Question

Hicks, the president and manager of Intermountain Merchandising, wanted to sell the business to Montana Merchandising, Inc. To provide a basis for the transaction, he retained Bloomgren, an accountant, to conduct an audit of Intermountain. Bloomgren knew that Montana would use the audit report in making the purchase of the business from Intermountain.
Bloomgren’s audit report showed the Intermountain business as profitable. Thayer, Montana’s president, relied on this report in agreeing to purchase the business of Intermountain and in agreeing to the terms of the purchase. Sometime later, it was discovered that the accountant had made a number of mistakes and that the business that was sold was actually insolvent. Thayer and Montana Merchandising sued Hicks and Bloomgren for damages. The suit claimed that the accountant had negligently misrepresented the facts. The accountant defended on the basis that Thayer was not in privity of contract with him and therefore could not sue him.

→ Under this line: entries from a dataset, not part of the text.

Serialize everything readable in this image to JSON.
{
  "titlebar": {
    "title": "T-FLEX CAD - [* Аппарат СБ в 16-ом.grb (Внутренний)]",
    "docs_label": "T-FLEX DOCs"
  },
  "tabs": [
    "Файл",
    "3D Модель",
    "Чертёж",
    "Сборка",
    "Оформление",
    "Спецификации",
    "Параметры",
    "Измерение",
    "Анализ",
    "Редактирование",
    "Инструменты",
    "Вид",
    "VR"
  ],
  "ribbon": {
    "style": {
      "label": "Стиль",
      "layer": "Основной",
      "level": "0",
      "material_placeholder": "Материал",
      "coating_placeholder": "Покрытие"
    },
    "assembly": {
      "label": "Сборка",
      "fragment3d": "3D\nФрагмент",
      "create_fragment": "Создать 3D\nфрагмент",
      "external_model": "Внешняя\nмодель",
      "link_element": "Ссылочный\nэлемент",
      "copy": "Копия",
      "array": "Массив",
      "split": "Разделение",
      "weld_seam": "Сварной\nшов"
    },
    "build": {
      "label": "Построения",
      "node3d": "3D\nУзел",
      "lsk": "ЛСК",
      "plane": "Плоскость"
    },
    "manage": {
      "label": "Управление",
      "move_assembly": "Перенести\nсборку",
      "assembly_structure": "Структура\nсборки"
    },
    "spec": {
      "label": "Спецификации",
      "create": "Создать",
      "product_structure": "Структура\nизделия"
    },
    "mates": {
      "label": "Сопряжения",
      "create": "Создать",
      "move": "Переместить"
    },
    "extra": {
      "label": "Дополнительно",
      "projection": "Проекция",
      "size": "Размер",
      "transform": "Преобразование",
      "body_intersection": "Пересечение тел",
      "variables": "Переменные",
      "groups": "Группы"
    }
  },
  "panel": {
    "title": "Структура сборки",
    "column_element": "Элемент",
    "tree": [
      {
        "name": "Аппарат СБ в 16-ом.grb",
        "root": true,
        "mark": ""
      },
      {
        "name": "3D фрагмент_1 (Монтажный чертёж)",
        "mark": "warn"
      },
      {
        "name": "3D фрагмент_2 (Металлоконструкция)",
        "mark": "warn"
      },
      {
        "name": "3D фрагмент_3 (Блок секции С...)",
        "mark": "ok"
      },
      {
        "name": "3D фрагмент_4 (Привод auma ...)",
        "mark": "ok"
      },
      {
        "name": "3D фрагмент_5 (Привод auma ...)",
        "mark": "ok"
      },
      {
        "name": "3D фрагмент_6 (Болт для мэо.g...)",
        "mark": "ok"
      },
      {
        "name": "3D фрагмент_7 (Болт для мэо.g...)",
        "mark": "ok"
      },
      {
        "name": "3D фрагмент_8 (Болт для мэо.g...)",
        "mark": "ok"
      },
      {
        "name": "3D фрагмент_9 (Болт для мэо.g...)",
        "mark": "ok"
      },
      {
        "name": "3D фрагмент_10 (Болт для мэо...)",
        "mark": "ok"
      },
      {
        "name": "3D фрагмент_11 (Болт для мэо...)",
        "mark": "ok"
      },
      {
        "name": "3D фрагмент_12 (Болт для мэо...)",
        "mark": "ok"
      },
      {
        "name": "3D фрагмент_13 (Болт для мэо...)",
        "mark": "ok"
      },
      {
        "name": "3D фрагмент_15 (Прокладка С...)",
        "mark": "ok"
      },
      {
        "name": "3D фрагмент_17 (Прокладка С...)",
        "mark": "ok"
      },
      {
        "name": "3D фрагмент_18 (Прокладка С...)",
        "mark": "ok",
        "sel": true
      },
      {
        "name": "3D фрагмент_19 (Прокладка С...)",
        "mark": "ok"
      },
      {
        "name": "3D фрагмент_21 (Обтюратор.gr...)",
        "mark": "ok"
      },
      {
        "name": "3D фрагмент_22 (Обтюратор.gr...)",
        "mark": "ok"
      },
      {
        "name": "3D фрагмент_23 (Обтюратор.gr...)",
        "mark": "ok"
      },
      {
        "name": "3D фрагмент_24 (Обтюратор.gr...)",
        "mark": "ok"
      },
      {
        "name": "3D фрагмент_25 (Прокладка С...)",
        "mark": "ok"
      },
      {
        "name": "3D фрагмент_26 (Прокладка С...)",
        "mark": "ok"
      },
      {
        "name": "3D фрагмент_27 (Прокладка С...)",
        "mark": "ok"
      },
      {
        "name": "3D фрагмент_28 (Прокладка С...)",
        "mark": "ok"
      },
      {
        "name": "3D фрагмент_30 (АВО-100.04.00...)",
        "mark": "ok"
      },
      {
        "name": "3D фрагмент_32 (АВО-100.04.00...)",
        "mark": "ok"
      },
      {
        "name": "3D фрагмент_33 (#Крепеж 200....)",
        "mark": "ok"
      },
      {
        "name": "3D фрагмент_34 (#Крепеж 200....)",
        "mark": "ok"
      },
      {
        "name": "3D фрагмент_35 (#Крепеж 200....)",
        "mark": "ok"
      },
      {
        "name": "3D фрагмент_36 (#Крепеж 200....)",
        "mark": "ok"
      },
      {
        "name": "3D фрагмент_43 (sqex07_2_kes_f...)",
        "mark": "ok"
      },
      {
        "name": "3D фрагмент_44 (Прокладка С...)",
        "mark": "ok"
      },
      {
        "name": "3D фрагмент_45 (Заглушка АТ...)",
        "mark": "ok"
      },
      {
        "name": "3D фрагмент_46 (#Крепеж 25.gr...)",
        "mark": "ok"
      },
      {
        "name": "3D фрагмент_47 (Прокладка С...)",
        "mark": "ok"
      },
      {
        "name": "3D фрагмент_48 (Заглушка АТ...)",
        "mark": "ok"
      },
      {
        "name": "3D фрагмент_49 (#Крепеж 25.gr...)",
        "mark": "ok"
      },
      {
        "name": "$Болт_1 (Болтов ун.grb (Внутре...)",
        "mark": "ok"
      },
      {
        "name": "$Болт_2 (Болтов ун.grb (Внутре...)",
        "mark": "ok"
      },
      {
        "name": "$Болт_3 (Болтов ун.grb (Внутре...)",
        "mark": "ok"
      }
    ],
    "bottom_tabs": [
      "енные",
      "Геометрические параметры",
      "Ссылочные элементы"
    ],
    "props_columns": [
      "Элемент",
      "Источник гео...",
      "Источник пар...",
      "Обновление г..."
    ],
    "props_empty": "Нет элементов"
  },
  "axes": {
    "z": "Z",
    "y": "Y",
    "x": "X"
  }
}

Was he right? [Thayer v. Hicks, 793 P.2d 784 (Mont.)]



$1.99
Sales0
Views77
Comments0
  • CreatedJune 06, 2014
  • Files Included
Post your question
5000